» Input material
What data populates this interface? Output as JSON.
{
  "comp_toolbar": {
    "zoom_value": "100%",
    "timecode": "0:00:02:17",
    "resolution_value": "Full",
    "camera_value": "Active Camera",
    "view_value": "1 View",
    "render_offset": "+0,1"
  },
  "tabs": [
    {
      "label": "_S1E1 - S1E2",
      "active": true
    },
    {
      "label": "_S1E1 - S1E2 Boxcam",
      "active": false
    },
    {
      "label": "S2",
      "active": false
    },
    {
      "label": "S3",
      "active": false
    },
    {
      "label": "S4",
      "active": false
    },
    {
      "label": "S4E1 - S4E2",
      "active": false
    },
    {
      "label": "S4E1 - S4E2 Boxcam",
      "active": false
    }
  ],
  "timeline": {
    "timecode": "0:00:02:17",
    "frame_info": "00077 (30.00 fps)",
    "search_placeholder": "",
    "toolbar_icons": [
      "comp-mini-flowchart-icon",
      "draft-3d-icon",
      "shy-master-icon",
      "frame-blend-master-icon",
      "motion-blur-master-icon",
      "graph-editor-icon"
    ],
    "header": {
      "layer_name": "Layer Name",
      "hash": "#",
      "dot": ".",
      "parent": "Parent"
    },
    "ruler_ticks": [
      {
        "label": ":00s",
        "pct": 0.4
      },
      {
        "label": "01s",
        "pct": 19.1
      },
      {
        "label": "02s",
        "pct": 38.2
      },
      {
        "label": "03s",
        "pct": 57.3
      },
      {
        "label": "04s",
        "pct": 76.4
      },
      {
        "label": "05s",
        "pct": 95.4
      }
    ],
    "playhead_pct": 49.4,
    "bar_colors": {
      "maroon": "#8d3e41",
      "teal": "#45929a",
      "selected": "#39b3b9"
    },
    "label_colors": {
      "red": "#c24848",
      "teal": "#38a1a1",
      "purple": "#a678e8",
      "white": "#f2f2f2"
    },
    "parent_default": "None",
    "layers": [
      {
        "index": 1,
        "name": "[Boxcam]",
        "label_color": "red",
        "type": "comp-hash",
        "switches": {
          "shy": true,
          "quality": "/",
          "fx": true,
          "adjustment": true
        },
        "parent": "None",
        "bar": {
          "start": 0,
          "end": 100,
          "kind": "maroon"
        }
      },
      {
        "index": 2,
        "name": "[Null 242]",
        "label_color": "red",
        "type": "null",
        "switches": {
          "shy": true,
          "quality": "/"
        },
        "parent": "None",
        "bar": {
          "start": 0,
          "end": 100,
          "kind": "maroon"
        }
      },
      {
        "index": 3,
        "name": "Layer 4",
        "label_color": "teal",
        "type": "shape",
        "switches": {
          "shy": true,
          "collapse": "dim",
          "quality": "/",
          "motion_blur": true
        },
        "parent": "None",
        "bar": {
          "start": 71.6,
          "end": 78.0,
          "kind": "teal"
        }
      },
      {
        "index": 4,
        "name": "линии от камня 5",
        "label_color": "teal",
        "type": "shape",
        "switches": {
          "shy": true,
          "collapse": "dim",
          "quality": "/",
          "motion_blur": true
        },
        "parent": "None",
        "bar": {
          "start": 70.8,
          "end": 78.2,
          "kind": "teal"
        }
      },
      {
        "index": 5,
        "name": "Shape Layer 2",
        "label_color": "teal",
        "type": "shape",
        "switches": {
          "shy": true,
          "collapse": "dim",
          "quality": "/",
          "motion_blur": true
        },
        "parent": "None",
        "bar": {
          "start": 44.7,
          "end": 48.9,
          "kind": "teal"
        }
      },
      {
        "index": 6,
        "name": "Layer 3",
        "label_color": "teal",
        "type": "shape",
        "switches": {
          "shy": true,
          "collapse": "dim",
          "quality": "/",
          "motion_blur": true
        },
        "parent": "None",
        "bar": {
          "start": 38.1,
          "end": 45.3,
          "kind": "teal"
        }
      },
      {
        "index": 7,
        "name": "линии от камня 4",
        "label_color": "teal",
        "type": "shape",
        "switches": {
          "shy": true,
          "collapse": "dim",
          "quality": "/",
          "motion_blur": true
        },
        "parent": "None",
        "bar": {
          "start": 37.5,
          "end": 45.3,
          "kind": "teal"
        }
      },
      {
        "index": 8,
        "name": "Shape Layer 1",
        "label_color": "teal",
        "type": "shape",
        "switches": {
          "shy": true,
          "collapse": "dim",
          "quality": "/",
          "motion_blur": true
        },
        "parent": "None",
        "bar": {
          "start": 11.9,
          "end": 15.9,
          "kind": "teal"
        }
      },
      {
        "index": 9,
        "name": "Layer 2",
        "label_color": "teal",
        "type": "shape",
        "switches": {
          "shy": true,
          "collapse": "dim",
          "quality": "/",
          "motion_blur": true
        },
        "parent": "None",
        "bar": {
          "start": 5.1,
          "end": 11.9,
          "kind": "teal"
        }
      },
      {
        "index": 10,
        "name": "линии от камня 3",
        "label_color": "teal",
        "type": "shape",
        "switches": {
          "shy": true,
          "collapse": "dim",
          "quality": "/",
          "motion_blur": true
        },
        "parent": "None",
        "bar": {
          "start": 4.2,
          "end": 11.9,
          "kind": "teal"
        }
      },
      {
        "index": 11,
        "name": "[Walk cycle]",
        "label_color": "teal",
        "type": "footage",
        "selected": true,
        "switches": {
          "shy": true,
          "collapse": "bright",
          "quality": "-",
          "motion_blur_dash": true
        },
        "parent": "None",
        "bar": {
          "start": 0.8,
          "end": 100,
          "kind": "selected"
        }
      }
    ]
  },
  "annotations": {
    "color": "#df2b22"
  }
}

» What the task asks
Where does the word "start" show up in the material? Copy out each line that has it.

» Task solution
          "start": 0,
          "start": 0,
          "start": 71.6,
          "start": 70.8,
          "start": 44.7,
          "start": 38.1,
          "start": 37.5,
          "start": 11.9,
          "start": 5.1,
          "start": 4.2,
          "start": 0.8,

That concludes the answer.